The New York Times reported that “state officials have determined that electrical equipment owned by PG&E, including power lines and poles, was responsible for at least 17 of 21 major fires in Northern California last fall. In eight of those cases, they referred the findings to prosecutors over possible violations of state law.”

Californians are well aware of utility company malfeasance–including criminal wrongdoing–and lackadaisical oversight from the Public Utilities Commission. It just so happens that the PUC is in the middle of a three-year investigation of PG&E’s “safety culture,” according to the Times. (Sounds like they could’ve wrapped that up at least a year ago, no?) Funny enough, the PUC itself has been under a criminal probe “since 2014, when emails surfaced that revealed utility executives and regulators were privately negotiating deals on matters that were supposed to be decided in public.” That’s not even the half of it: state officials have called for further charges against the PUC for allegedly obstructing the 2014 investigation by hiring lawyers “using money from California utility customers … and refusing to turn over documents and filing motions to quash search warrants in the attorney general’s three-year investigation.”

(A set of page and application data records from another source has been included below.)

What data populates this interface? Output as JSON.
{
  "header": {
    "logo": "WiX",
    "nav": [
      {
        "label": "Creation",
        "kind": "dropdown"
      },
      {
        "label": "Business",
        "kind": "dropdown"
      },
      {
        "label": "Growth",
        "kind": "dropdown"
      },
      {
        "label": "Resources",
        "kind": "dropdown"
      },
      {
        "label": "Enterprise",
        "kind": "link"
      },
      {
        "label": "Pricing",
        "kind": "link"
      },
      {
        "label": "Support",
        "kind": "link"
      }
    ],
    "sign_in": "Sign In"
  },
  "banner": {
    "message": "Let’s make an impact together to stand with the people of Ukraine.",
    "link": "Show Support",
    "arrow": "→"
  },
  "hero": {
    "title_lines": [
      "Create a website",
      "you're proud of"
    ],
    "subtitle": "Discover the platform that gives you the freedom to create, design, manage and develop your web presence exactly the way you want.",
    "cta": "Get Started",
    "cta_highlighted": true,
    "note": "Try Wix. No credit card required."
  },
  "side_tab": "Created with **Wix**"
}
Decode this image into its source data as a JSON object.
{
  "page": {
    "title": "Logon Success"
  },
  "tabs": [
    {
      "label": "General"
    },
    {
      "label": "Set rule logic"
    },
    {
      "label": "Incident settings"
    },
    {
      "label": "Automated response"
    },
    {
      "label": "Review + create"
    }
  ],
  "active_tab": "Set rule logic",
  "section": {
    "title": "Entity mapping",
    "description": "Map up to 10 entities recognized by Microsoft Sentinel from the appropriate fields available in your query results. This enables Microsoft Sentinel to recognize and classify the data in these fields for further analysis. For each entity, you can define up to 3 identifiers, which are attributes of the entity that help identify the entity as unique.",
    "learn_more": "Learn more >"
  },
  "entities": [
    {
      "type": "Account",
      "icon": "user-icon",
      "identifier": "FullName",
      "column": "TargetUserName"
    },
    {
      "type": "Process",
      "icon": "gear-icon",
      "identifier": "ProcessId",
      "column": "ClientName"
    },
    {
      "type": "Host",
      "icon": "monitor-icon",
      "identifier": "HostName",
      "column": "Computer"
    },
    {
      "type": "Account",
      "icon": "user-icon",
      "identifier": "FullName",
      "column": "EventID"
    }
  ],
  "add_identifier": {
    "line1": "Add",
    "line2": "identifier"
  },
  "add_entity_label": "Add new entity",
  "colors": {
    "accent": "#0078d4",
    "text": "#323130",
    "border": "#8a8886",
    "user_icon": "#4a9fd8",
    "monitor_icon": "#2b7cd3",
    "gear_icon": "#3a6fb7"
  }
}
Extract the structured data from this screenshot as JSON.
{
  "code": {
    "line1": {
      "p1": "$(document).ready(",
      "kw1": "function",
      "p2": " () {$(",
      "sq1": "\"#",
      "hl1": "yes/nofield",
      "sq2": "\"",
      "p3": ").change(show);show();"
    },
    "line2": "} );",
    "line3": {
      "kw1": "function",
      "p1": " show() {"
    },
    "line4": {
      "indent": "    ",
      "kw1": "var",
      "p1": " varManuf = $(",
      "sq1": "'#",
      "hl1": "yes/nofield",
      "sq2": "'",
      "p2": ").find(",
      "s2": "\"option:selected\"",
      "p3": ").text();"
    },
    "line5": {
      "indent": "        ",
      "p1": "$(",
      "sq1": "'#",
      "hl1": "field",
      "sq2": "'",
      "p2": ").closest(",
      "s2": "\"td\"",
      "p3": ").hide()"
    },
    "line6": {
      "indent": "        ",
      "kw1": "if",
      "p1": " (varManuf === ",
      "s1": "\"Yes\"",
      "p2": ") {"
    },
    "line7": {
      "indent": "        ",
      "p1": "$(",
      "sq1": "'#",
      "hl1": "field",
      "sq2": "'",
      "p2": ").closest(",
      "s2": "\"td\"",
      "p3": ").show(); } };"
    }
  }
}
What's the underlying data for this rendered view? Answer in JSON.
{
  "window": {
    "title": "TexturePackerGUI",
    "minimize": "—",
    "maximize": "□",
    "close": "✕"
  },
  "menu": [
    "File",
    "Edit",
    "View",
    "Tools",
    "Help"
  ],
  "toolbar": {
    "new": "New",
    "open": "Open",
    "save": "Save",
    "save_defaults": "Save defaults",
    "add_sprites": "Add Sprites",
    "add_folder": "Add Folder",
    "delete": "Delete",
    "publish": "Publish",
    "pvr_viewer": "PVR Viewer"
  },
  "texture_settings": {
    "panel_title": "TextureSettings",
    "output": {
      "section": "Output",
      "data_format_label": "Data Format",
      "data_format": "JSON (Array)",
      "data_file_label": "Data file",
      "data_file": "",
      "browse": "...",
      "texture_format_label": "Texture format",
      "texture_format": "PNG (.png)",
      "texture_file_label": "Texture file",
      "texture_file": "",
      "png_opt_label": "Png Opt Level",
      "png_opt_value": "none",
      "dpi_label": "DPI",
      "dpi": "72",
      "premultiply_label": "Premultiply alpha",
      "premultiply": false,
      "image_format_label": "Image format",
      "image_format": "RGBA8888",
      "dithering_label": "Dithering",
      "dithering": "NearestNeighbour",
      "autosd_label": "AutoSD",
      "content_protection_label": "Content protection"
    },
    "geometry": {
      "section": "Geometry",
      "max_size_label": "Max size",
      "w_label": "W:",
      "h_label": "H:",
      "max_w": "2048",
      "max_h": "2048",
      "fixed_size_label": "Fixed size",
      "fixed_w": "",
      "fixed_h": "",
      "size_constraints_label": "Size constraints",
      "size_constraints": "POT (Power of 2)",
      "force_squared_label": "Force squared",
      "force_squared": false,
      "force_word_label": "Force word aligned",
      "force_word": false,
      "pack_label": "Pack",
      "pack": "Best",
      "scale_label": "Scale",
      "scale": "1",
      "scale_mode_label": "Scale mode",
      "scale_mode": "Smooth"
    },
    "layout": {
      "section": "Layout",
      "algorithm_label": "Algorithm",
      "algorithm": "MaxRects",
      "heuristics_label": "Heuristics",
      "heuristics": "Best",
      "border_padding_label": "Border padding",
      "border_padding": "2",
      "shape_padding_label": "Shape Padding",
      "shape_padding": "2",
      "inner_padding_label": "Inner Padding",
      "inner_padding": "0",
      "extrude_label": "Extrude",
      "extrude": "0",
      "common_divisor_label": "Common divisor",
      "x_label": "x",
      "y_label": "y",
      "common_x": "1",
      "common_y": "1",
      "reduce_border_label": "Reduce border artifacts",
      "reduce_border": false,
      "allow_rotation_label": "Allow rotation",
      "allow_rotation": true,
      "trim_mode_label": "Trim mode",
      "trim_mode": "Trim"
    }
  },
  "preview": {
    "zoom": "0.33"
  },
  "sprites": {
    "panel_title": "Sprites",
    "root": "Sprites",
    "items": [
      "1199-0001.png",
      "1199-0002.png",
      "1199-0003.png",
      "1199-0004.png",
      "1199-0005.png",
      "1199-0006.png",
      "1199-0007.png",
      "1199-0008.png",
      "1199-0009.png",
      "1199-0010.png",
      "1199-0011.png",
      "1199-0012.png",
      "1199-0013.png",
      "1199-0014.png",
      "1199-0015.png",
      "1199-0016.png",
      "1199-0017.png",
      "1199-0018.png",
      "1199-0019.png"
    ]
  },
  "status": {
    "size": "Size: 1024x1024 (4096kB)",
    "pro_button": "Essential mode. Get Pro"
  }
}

Lawmakers have made attempts at reform over the past couple years. In 2016, then-assemblyman Mike Gatto, who represented the 43rd district not far from the Woolsey fire’s embers, made an understandable conclusion: the state would be better off torching the PUC from the state constitution and redistributing its responsibilities among existing government bodies. His proposal didn’t make it into law.

Thousands of Californians are, once again, left to rebuild parts of their state from the ground up. If it turns out that utility companies and regulators are to blame, it might make sense for Sacramento policymakers to consider doing the same to them.

Joshua Alvarez

Joshua Alvarez is a contributor to the Washington Monthly's Political Animal. He edits syndicated opinion columns at the Washington Post, and can be reached at